Leaves of different types of kale and cabbage - for folate in personalized nutrition planning

Routine your greens

A lot has been made of the MTHFR gene in nutrigenomics, which affects vitamin B metabolism, particularly folate, a natural form of vitamin B9 found in many foods. Some of us have variations at this gene, which can be associated with low folate. Foods that are high in folate include dark-green, leafy vegetables like spinach and kale, as well as beans and eggs. An easy solution is to keep up the daily greens, just in case. 

Lactose intolerance

According to 23andme, almost everyone is born with the ability to digest dairy products. But we can lose that ability as we age, becoming lactose intolerant. Our response to dairy products is influenced by a genetic marker near the LCT gene, which contains instructions for making the enzyme lactase to break down the protein lactose that’s present in dairy products. A genetic traits test will reveal your personal lactase story.

Control your appetite

Whether you feel hungry or not is partly controlled by a gene called LEPR, which stands for leptin receptor. Leptin is a hormone that helps you to feel satisfied food wise. If you’re always feeling hungry, even after a meal, it might be worth checking if you’re leptin resistant. 

Selection of vitamin D-rich foods for personalized nutrition planning

Monitor Vitamin D

About 40 percent of Americans are vitamin D deficient, according to repeated surveys. We need vitamin D to support the absorption of calcium and build strong bones, as well as to support cell growth and a healthy immune system. 

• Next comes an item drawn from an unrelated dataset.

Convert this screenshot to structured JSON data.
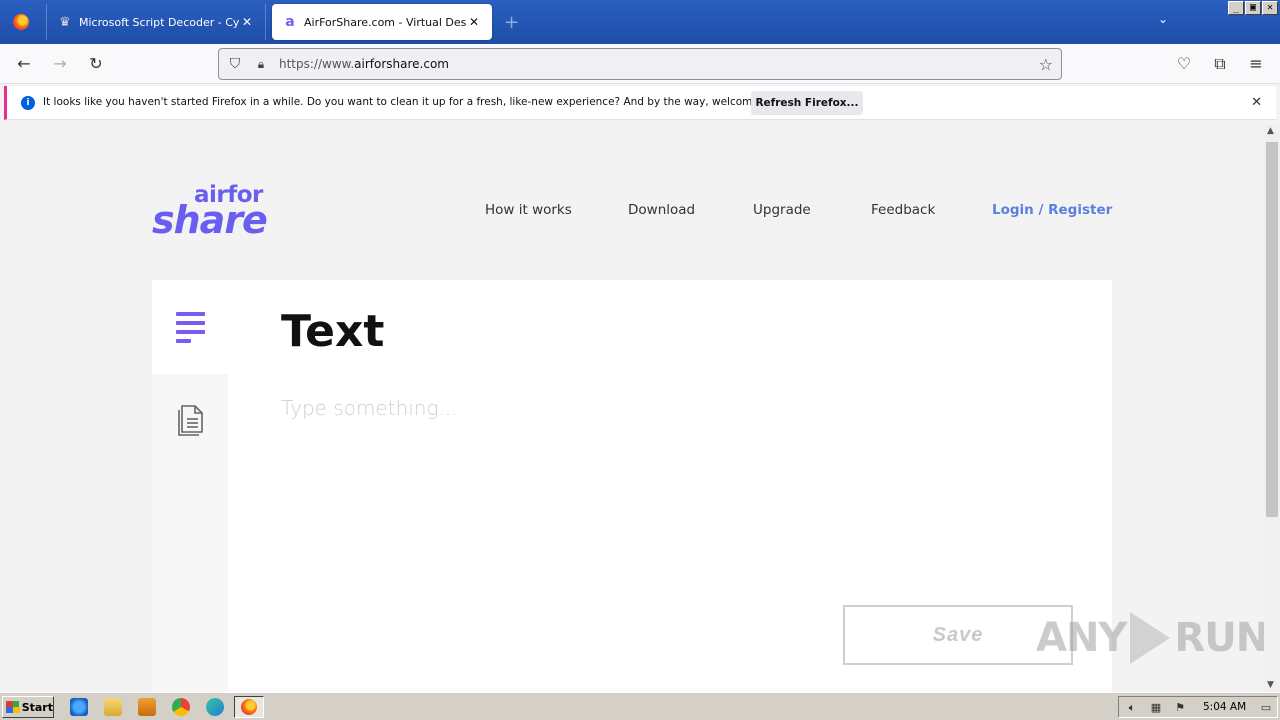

It’s worth checking your levels to see how you’re doing with vitamin D. A lack of vitamin D can be fixed, mainly through supplements. Some fatty fish, though, like mackerel and salmon also contain vitamin D.

Know your energy metabolism 

Our genes help to determine how we store energy from food. If we don’t need all the energy we’re consuming through food, more of it can be stored as fat. What we’ve learned recently is that not all fat cells are the same. Research has found a link between the UCP2 gene (shorthand for uncoupling protein 2) and obesity. 

High UCP2 expression in fat tissue can lead to high energy expenditure and protect against weight gain. That doesn’t mean we can blow out on the fries, but it does provide a buffer if we sometimes overdo the calorie intake. 

Nutrigenomics is personal 

The whole field of nutrigenomics is relatively new and only started appearing in scientific journals in the early 2000s. What we do know so far is that small variations in our genetic code can make a big difference in the way we process and store food.

My DNA is different from yours.The 1000 Genomes Project, completed in 2015, found a total of over 88 million genetic variations between us. The average person can have five million small variations in their genes.

We don’t understand yet what all these variations mean, but the science is moving fast. And personalized nutrition plans are starting to take off. Meanwhile, Nutrigenomics testing is a great first step to understanding your personal, genetic makeup.